Go through the records and tally the lines that include the word "user". The answer is that total alone.

PROVIDED RECORDS: Begin

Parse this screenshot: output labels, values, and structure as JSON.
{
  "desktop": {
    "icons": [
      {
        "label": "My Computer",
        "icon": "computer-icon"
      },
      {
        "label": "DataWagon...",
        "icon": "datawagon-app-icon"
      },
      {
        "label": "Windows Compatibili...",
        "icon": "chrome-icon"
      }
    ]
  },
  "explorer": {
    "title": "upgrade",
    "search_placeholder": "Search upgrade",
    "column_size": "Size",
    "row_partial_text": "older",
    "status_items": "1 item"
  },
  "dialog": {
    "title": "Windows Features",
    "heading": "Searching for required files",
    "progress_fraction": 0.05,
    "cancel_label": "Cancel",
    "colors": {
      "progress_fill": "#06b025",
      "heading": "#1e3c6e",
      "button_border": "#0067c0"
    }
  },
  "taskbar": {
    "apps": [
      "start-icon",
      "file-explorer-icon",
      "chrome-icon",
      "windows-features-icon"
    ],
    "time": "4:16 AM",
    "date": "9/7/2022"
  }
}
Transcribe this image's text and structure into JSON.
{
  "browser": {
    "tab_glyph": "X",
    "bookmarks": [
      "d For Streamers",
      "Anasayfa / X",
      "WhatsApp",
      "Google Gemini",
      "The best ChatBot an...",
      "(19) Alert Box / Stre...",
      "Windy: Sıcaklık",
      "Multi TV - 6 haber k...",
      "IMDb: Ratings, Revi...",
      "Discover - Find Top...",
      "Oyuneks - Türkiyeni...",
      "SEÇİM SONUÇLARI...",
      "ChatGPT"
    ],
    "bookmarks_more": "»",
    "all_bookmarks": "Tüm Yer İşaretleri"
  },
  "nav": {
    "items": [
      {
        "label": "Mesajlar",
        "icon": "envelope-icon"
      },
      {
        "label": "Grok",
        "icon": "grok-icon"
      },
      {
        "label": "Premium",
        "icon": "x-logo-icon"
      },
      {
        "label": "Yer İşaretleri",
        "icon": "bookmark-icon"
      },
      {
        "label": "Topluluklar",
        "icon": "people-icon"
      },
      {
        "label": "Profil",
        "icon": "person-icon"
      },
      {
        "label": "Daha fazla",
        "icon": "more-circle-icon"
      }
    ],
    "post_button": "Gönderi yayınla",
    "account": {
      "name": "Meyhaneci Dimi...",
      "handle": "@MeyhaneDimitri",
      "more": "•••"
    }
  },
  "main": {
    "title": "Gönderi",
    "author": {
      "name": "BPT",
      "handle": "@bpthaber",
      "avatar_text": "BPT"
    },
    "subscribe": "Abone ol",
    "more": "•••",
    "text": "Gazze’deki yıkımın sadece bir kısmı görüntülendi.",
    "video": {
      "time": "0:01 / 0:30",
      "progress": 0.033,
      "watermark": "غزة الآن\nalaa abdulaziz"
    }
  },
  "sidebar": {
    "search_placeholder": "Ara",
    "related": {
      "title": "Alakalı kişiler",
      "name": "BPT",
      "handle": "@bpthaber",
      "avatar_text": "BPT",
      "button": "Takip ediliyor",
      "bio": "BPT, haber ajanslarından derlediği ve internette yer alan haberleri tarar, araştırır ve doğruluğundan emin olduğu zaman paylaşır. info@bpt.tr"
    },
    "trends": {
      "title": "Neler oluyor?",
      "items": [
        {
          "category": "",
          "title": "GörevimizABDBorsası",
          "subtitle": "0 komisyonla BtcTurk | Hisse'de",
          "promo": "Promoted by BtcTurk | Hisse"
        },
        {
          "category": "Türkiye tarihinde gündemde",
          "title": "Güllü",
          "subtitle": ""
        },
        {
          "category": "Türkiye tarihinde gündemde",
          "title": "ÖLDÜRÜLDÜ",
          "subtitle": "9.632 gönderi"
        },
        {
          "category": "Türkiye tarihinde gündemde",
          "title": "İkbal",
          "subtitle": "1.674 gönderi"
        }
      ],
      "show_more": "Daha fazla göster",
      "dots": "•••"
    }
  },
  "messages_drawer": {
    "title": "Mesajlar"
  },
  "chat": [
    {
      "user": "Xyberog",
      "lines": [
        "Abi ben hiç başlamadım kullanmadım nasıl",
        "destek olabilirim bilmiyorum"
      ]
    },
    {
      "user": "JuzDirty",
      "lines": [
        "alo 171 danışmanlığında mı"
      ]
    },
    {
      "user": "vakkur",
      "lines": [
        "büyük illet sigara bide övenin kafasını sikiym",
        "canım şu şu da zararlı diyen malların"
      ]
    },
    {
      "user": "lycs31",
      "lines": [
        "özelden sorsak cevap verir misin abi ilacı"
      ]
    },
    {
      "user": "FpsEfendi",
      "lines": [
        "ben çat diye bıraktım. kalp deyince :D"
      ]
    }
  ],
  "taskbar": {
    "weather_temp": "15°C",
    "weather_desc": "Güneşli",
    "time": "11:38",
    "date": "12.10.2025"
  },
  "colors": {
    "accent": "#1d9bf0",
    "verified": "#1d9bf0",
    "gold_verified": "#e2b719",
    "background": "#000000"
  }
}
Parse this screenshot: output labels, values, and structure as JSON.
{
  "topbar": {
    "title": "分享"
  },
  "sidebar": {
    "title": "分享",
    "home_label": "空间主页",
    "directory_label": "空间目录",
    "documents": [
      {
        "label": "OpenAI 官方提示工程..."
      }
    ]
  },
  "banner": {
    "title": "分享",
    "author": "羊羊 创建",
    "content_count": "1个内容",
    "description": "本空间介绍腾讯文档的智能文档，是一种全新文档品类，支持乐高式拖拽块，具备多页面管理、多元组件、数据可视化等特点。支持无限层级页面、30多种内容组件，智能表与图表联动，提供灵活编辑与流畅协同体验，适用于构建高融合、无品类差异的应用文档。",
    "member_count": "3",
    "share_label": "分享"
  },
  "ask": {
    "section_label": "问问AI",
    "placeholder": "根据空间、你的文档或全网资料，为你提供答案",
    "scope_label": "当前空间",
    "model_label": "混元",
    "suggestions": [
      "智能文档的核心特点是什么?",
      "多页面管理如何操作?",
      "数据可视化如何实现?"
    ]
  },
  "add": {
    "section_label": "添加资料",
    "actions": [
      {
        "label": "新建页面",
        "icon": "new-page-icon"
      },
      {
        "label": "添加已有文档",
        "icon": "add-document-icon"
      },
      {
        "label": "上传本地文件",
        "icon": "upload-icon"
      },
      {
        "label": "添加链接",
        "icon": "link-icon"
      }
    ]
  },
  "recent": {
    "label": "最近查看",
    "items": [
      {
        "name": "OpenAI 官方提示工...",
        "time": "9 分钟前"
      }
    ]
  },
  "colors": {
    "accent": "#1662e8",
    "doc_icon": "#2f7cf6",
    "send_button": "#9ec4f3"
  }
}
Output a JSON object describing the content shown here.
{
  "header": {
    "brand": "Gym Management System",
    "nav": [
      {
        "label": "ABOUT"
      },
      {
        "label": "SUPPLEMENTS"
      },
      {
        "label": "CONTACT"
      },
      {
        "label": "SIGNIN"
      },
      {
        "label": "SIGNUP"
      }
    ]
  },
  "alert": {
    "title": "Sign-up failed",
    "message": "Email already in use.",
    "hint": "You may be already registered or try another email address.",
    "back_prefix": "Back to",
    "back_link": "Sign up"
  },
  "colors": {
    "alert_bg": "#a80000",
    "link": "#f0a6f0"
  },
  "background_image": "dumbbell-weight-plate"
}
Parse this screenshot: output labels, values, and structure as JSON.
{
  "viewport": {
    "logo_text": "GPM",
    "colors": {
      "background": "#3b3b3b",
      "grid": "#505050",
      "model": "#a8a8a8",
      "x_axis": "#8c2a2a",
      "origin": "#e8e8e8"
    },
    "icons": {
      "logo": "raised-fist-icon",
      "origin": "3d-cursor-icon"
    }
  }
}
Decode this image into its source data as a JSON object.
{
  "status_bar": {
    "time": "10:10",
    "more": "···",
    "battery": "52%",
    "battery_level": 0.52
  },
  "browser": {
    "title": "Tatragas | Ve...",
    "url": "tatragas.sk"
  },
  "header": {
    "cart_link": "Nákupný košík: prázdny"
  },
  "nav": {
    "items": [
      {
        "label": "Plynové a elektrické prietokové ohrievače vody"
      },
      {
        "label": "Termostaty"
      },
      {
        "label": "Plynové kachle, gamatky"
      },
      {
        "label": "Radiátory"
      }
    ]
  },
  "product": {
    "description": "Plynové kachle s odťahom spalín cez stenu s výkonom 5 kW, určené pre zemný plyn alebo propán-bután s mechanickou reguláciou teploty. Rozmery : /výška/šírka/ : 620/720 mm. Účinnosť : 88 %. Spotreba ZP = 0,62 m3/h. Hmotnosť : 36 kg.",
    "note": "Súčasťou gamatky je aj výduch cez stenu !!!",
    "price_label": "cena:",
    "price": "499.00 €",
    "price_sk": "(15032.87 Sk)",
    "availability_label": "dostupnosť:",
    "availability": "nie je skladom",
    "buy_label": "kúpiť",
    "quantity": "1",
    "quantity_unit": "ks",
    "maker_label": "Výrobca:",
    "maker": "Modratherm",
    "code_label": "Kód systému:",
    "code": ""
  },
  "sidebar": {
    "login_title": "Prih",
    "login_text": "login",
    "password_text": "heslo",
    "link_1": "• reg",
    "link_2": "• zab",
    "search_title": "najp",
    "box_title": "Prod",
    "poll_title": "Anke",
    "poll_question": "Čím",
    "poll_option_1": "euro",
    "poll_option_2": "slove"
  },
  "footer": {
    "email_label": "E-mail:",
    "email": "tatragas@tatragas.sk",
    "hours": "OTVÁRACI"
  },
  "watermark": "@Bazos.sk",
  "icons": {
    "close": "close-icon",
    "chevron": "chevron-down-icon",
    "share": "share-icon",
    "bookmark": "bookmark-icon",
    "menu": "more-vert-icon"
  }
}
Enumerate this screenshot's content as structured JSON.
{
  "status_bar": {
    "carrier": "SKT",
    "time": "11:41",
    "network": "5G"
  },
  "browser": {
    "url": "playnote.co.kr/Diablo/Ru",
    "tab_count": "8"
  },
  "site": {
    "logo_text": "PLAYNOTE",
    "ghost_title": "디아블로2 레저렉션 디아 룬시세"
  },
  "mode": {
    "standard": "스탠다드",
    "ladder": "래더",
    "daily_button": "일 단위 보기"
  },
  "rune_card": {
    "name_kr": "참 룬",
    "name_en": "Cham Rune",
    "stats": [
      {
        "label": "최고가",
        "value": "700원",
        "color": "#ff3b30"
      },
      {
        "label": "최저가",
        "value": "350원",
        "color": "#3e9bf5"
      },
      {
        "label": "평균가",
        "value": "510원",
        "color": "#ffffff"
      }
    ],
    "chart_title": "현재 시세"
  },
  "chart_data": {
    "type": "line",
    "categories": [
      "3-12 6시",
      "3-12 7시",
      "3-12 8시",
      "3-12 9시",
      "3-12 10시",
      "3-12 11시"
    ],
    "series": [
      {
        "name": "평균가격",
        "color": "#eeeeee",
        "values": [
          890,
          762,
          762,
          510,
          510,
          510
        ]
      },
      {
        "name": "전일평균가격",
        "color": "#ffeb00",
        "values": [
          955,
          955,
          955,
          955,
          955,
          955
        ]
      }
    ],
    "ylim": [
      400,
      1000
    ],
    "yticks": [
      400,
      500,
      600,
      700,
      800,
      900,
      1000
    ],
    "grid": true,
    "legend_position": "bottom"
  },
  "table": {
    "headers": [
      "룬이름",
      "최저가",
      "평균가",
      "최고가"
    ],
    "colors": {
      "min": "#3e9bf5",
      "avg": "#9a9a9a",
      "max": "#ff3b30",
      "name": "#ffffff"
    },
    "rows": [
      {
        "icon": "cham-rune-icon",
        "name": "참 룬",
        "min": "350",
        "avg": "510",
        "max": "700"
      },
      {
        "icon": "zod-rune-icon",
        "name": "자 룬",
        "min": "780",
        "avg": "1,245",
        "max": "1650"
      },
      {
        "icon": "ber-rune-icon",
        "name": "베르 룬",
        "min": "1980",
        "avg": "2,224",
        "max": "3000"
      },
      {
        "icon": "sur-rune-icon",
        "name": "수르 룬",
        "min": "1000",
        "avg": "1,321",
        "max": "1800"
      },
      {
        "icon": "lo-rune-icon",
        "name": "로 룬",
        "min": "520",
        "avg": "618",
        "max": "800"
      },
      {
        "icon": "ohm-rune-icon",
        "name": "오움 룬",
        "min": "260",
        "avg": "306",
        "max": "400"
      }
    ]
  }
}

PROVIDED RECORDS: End

--- WRITTEN SOLUTION ---
5